Israeli Settlers Have Helped Their Bedouin Neighbors, Whom the Palestinian Authority and the EU Have Kept Living in Shacks

Located about seven miles east of Jerusalem, Khan al-Ahmar consists of little more than a cluster of tents and tin shacks that are home to a few hundred Bedouin. The Oslo Accords placed the settlement, along with the nearby Jewish village of Kfar Adumim, in Area C of the West Bank—which was to remain under direct Israeli control pending further negotiations. Because the structures making up Khan al-Ahmar were built illegally, the Israeli government has tried for years to relocate the Bedouin to somewhere where they could live in more suitable conditions. But both European governments and the Palestinian Authority have gotten in the way, as Danny Tirza explains:

Proposals submitted by the [Israeli West Bank] Civil Administration to the Bedouin to relocate onto building plots—which would include public infrastructure and compensation—were rejected on various grounds, often due to political pressure from the Palestinian Authority, backed and assisted by European organizations. . . . Likewise, in violation of Israeli law, . . . EU representatives erected light buildings for the Bedouin on state lands. Under pressure from various factors in the EU, the site has even won the protection of Germany’s Prime Minister Angela Merkel.

The Civil Administration’s law-enforcement agencies froze construction on the site and prevented any development or strengthening of dilapidated buildings in the area, preserving the inhumane conditions in which the Bedouin live. However, a large group of settlers from Kfar Adumim came to the aid of their Bedouin neighbors for humanitarian assistance. . . . It turned out that despite the international controversy, the human connection still exists, as it should.

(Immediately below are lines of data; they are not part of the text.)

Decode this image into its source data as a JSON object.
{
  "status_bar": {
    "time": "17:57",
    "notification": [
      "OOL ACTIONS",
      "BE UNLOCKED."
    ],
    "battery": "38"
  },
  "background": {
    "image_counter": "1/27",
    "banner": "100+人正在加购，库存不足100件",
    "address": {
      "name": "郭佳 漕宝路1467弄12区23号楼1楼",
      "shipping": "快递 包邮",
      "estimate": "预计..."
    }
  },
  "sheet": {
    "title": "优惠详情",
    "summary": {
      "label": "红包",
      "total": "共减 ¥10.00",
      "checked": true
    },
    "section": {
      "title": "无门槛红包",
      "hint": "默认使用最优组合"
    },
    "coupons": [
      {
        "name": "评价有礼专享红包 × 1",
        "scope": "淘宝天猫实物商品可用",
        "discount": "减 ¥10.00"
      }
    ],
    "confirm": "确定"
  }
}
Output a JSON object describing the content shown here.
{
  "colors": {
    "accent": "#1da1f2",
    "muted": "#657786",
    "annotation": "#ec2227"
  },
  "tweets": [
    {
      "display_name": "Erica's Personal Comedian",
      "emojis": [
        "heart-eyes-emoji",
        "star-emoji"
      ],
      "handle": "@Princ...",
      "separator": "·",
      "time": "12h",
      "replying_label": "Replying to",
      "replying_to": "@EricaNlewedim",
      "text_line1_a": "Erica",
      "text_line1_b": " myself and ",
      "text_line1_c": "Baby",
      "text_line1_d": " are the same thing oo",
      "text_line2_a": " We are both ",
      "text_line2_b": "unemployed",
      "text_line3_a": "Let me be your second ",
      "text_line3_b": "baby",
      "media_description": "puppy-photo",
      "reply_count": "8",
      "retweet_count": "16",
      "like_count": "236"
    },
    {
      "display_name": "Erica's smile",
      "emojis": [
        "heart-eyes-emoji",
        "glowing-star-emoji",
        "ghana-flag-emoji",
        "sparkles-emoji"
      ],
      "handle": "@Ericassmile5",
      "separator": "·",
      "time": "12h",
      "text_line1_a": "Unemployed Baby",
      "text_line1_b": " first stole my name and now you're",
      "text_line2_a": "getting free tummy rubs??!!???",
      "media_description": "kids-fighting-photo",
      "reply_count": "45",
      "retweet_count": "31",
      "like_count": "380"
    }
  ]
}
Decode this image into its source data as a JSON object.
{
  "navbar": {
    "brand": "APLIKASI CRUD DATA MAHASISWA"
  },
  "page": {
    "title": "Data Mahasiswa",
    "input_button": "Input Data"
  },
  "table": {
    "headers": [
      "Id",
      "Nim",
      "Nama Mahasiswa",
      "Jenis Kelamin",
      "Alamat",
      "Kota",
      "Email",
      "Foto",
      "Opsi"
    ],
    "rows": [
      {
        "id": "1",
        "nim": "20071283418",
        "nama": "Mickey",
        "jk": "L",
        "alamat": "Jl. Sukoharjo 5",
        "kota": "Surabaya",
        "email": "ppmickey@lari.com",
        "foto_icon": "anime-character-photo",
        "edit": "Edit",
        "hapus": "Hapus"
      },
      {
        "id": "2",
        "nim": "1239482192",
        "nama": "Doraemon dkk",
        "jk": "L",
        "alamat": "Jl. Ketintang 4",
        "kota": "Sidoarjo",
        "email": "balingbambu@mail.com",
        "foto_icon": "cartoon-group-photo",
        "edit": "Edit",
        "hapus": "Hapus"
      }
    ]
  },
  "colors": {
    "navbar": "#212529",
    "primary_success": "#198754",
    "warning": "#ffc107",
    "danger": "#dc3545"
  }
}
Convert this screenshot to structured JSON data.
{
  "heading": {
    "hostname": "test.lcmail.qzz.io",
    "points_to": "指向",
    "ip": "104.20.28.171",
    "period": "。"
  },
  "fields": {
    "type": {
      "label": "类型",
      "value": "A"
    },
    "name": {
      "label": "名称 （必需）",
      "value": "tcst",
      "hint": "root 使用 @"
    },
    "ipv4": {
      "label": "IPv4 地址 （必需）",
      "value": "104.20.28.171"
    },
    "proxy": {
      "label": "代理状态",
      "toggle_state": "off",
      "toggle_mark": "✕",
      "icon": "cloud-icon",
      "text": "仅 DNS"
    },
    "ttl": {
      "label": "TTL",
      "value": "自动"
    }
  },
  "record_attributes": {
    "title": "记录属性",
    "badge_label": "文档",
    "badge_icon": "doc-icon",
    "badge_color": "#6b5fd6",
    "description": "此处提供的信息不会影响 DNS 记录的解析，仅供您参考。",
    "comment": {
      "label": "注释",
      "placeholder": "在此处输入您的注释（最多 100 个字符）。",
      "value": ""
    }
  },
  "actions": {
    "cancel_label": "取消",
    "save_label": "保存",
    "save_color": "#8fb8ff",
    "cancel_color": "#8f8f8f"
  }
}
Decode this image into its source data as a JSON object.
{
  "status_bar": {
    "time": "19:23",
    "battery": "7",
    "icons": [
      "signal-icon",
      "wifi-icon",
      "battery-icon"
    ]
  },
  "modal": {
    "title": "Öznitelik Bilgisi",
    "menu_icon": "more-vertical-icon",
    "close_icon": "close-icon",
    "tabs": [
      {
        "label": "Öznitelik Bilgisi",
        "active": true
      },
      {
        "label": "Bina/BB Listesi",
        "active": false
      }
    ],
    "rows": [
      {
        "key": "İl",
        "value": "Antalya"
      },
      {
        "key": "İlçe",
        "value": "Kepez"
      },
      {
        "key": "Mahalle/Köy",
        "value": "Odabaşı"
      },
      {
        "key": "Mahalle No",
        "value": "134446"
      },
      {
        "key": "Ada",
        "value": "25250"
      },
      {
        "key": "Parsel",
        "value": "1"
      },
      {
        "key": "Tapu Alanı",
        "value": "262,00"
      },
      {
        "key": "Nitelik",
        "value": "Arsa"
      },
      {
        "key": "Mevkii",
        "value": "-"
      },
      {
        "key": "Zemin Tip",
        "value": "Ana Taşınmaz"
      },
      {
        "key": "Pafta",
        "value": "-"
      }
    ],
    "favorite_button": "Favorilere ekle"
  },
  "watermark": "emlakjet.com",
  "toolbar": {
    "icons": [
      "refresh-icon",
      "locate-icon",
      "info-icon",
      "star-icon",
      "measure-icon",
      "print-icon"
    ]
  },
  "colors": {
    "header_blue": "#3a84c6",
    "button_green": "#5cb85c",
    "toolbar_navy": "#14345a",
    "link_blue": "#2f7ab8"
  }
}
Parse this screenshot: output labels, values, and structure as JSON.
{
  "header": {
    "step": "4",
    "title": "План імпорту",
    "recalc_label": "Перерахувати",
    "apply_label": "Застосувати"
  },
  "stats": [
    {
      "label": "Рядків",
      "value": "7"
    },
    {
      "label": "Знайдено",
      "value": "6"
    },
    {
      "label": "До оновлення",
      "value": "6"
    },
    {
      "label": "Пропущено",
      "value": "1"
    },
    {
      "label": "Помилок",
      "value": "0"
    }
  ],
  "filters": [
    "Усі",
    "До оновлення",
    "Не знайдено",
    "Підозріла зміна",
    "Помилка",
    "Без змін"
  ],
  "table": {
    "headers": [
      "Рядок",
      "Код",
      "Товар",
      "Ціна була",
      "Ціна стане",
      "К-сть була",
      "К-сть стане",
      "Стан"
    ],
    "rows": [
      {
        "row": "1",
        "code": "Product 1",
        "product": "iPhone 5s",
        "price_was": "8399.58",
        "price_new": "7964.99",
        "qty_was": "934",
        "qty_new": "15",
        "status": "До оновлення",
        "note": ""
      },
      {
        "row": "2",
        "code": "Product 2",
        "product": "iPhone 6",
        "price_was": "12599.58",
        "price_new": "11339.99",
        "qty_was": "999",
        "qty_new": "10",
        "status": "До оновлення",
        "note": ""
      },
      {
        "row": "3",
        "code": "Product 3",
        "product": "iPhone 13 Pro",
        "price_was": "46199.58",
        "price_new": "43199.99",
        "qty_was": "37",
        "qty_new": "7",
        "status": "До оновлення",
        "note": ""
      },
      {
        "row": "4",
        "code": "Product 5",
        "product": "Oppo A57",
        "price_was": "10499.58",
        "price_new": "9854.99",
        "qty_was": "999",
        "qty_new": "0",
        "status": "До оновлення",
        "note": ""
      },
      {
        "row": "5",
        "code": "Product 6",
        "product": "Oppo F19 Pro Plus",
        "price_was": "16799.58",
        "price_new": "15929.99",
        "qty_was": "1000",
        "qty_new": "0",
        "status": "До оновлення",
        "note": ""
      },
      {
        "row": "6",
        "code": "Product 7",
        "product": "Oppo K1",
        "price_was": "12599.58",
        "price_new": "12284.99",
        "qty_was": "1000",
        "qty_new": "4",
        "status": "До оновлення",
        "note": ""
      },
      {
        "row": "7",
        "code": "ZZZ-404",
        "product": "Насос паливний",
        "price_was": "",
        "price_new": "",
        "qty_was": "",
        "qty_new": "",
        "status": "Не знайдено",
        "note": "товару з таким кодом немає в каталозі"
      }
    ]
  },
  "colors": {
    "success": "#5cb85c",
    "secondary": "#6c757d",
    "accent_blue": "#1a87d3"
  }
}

[Recently] reports came of a compromise proposal agreed to by the Bedouin families, according to which the Bedouin would be relocated to the Arad Valley within Israeli territory and near other members of [their] tribe in the area. Those who had been relocated would receive residential land, financial compensation, and permanent-resident status in Israel.

There is no doubt that the proposed agreement will benefit the Bedouin families. Now, the question is whether the Palestinian Authority and the European Union will allow the Bedouin to implement the agreement and improve their living conditions, or whether Khan al-Ahmar will once again be held hostage by a political struggle.

Read more at Washington Institute for Near East Policy

More about: Angela Merkel, Bedouin, Europe and Israel, Palestinian Authority, West Bank

How Israel Can Break the Cycle of Wars in Gaza

Last month saw yet another round of fighting between the Jewish state and Gaza-based terrorist groups. This time, it was Palestinian Islamic Jihad (PIJ) that began the conflict; in other cases, it was Hamas, which rules the territory. Such outbreaks have been numerous in the years since 2009, and although the details have varied somewhat, Israel has not yet found a way to stop them, or to save the residents of the southwestern part of the country from the constant threat of rocket fire. Yossi Kuperwasser argues that a combination of military, economic, and diplomatic pressure might present an alternative solution:

In Gaza, Jerusalem plays a key role in developing the rules that determine what the parties can and cannot do. Such rules are designed to give the Israelis the ability to deter attacks, defend territory, maintain intelligence dominance, and win decisively. These rules assure Hamas that its rule over Gaza will not be challenged and that, in between the rounds of escalation, it will be allowed to continue its military buildup, as the Israelis seldom strike first, and the government’s responses to Hamas’s limited attacks are always measured and proportionate.

The flaws in such an approach are clear: it grants Hamas the ability to develop its offensive capabilities, increase its political power, and condemn Israelis—especially those living within range of the Gaza Strip—to persistent threats from Hamas terrorists.

A far more effective [goal] would be to rid Israel of Hamas’s threat by disarming it, prohibiting its rearmament, and demonstrating conclusively that threatening Israel is indisputably against its interests. Achieving this goal will not be easy, but with proper preparation, it may be feasible at the appropriate time.

Revisiting the rule according to which Jerusalem remains tacitly committed to not ending Hamas rule in Gaza is key for changing the dynamics of this conflict. So long as Hamas knows that the Israelis will not attempt to uproot it from Gaza, it can continue arming itself and conducting periodic attacks knowing the price it will pay may be heavy—especially if Jerusalem changes the other rules mentioned—but not existential.

Read more at Middle East Quarterly

More about: Gaza Strip, Hamas, Israeli Security, Palestinian Islamic Jihad